This month we are reading Vinegar Girl, by Anne Tyler, for our Between the Lines Book Club. We will be discussing the book in person at Arden Dimick Library on May 20, 2017, at 10:30AM. Please note that we usually meet on the fourth Saturday of the month, but this month we are meeting on week early (May 20th).
Anne Tyler was raised in a small, rural Quaker community until she was eleven. When she and her family moved to Raleigh, North Carolina, she felt like an outsider, a quality she brings to life in many of her books. As a graduate student in New York City, she loved riding trains and subways and writing descriptions of the people she encountered. Her first novel, If Morning Ever Comes, was published in 1964 (she hates it).
Tyler married an Iranian political refugee who was also a writer as well as a child psychiatrist (he died of lymphoma in 1997). In 1965 the newly married Tyler moved to Baltimore with her husband, where they had two children. Almost all of her novels written after this date are set in or near Baltimore, where she continues to live. She has published two children’s books and twenty novels.
Tyler is famous for her emphasis on family, quirky characters, and domestic life. In an interview in the Guardian, she responded to criticism of her work as being “milk and cookies.”

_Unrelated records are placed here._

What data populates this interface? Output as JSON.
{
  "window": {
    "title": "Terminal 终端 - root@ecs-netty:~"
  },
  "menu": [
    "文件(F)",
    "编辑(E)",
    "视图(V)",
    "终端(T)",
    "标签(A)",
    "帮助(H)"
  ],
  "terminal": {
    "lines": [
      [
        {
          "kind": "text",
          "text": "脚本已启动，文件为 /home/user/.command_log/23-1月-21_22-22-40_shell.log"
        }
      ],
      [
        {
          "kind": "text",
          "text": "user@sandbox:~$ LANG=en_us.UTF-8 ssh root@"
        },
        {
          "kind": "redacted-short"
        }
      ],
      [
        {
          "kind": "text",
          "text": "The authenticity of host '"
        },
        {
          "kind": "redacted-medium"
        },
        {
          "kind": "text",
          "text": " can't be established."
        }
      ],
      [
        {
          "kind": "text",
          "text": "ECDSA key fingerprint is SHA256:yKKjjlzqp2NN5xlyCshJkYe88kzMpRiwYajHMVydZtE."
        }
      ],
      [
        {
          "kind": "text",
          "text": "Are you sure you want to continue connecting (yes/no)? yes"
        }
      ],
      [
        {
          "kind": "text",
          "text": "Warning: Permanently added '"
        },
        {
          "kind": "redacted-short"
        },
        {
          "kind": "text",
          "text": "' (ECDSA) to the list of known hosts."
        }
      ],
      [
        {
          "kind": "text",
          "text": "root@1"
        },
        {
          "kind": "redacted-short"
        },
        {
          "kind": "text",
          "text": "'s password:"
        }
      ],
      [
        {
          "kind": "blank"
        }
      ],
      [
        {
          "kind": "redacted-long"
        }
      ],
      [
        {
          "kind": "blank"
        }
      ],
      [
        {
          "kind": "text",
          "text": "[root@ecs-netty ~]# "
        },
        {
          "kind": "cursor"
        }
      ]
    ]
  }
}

“For one thing I think it is sort of true. I would say piss and vinegar for Roth and for me milk and cookies. I can’t deny it.” She does however stress that there’s more “edge under some of my soft language than people realise. I don’t think I’m like one of those little old ladies where everything is so sweet that there’s no traction there.” She thinks Franzen is “an amazing writer”, but also “a little bit cruel to his characters. I didn’t like Patty and I wonder if I could have lived with her for however long it took him to write Freedom. It is probably that I just want to be with nice people, which sounds very milk and cookies, I know.”